The same year Conlon was finally released, 1989, a white jogger was violently raped in New York's Central Park. A handful of brown and black teenaged boys was likewise railroaded into confessions, despite wildly conflicting stories and lack of any material evidence. Antron McCray (15 at the time), Kevin Richardson (14), Yusuf Salaam (15), Raymond Santana (14), and Kharey Wise (16) were given the maximum sentences for being the wrong color in a city surrounded by a "social moat" of racial and economic divisions during the rise of crack cocaine.
Ken Burns' latest documentary "The Central Park Five" recounts the stories of these men, once poster children for "wilding" and "rampaging in wolf packs" ("invented phrases for imagined crimes"), from their youths, to their trials (there was a public outcry to bring back the death penalty), their sentences (most earned GEDs or learned trade skills while incarcerated), and their exonerations in 2002, when the Manhattan D.A.'s office finally accepted the confession of actual rapist Matias Reyes.
Journalists, lawyers and psychologists of the time are interviewed alongside archival footage, newspaper coverage, and Mayors Dinkins and Koch add their two cents too (in an interview at the time, Koch all but declared the group's guilt before their trials). NYC prosecutors and police declined to comment for the film, likely due to "institutional protectionism," and McCray only provided voice-overs to maintain his privacy.
Although they filed a civil suit, none of the five has been compensated and, like Conlon's group, have lived troubled post-prison lives.

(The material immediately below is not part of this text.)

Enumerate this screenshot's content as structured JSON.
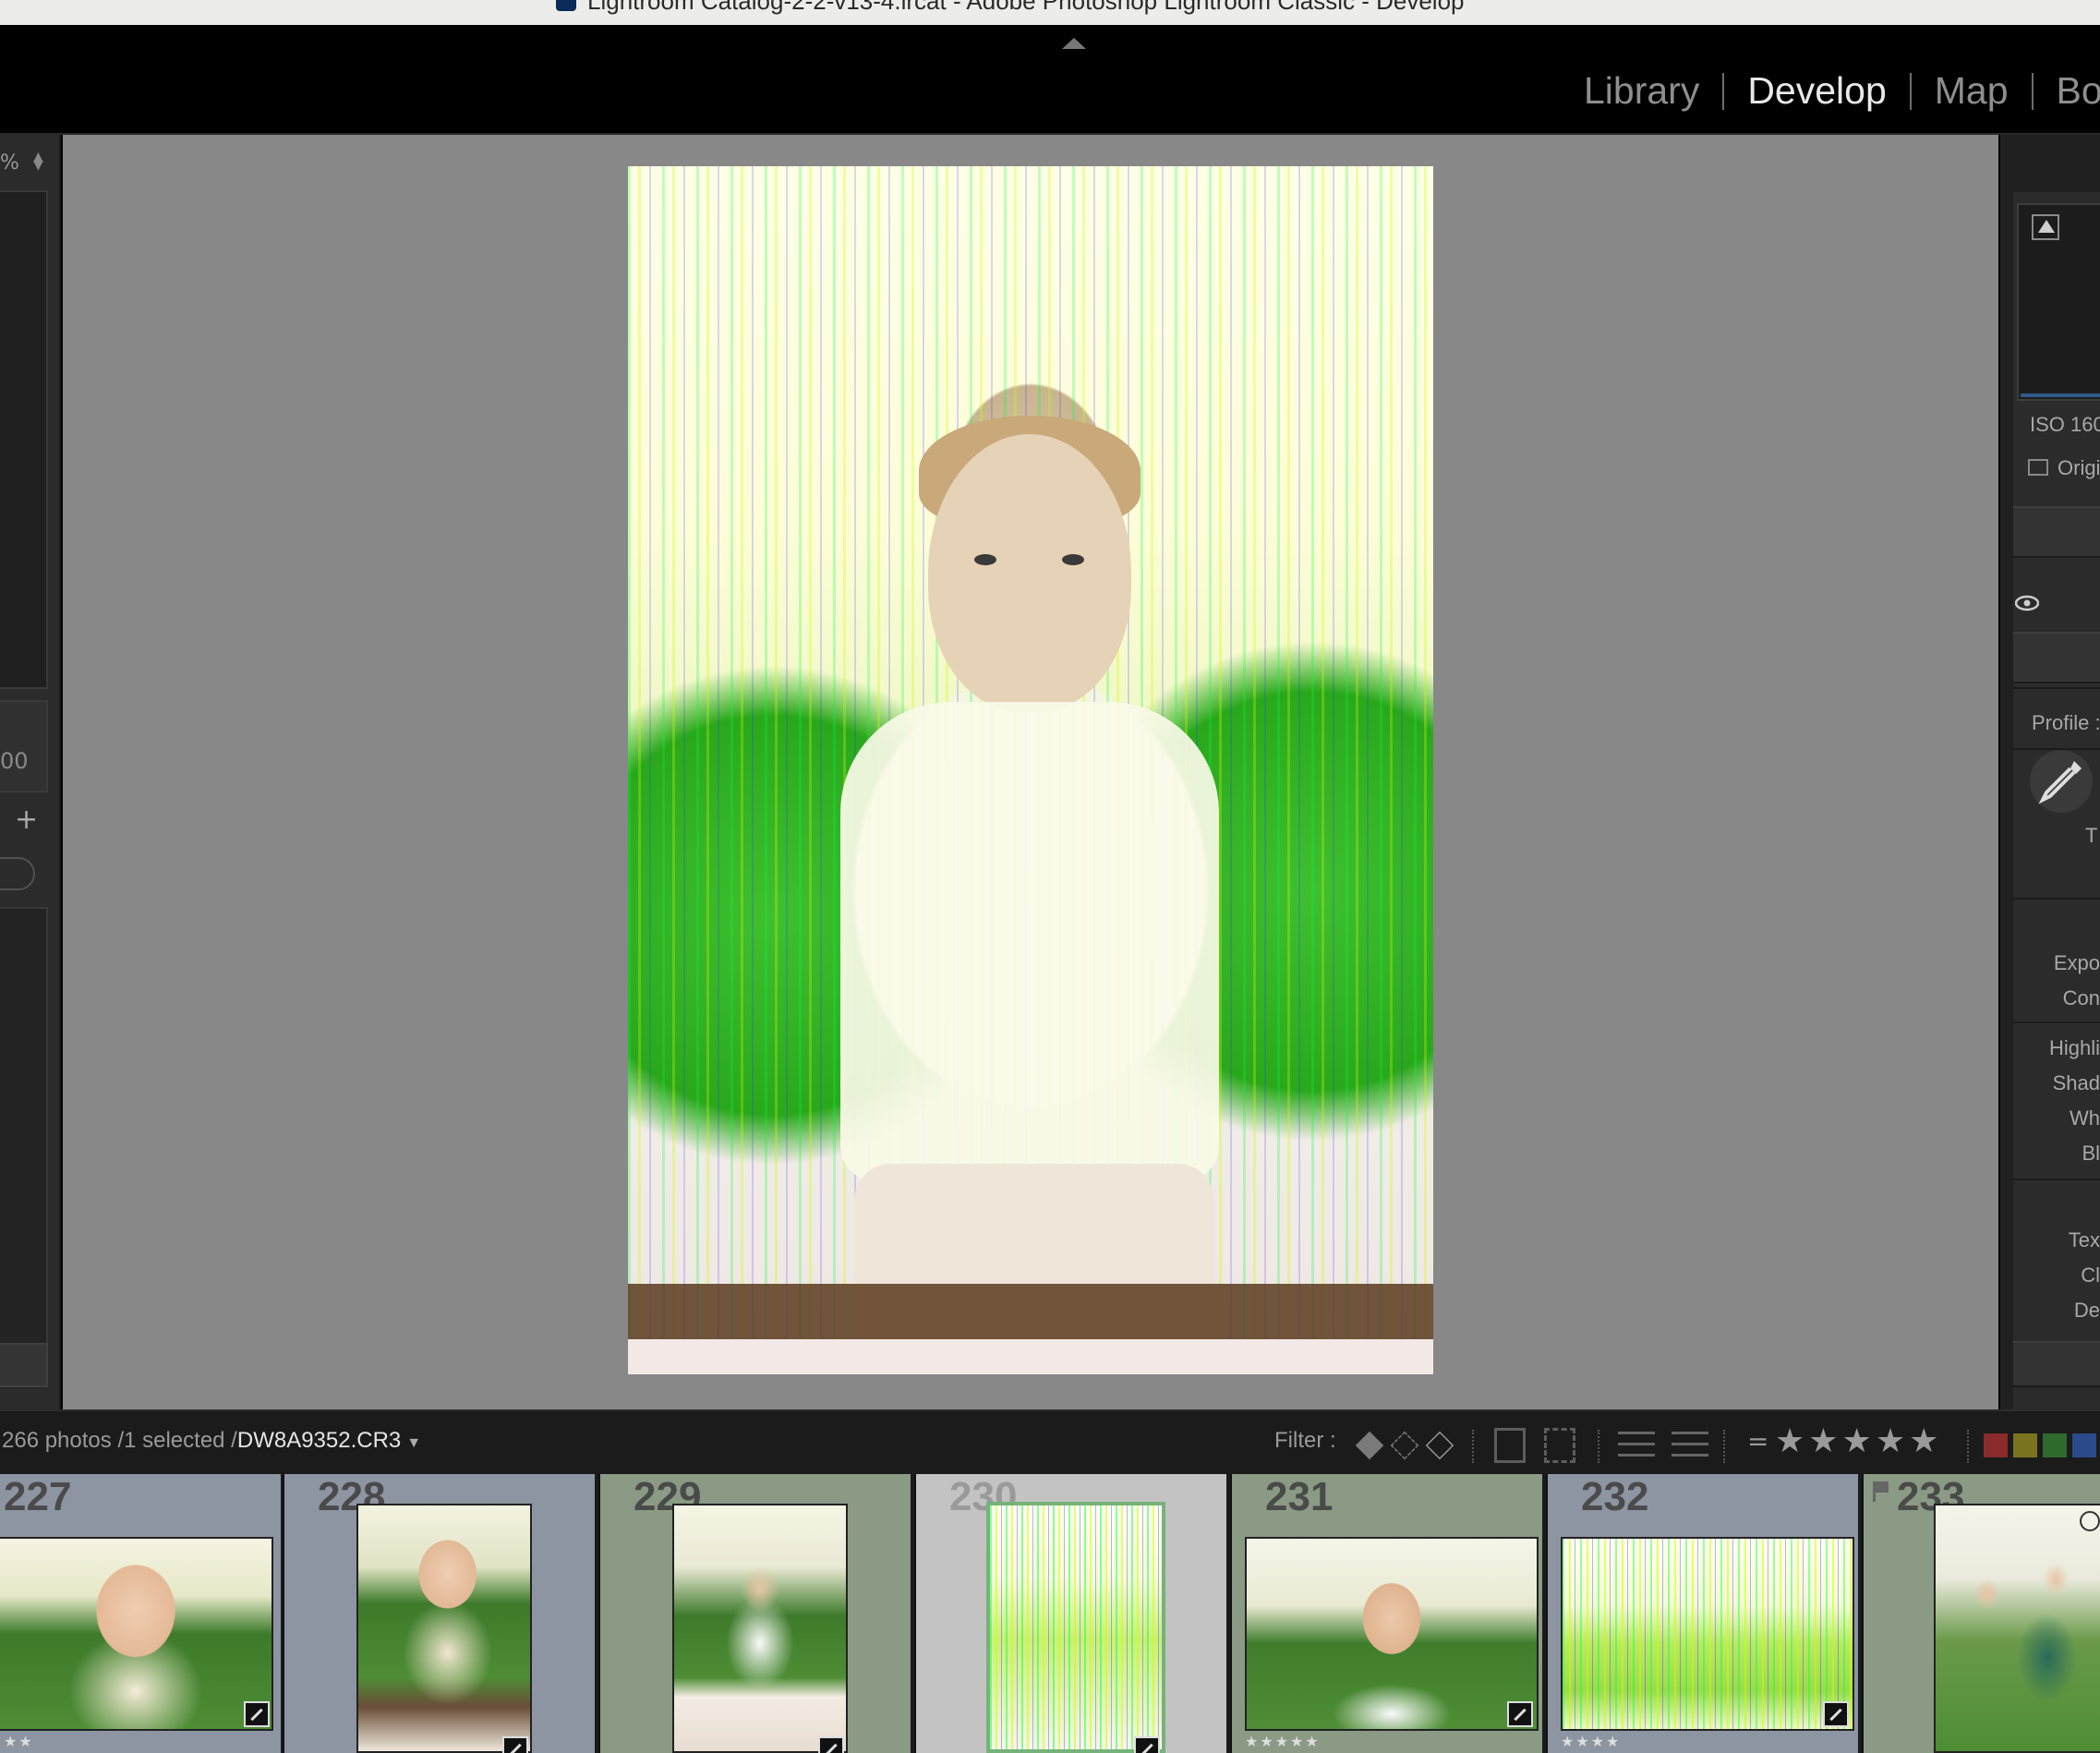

The assaulted jogger Trisha Meili recovered and is a motivational speaker. But, as a historian remembers the crime's polarizing interracial hysteria, he notes "we should be horrified by this mirror of society. We have walked away from our crime."
"The Central Park Five"
Blu-ray includes filmmaker interview and "After 'The Central Park Five'"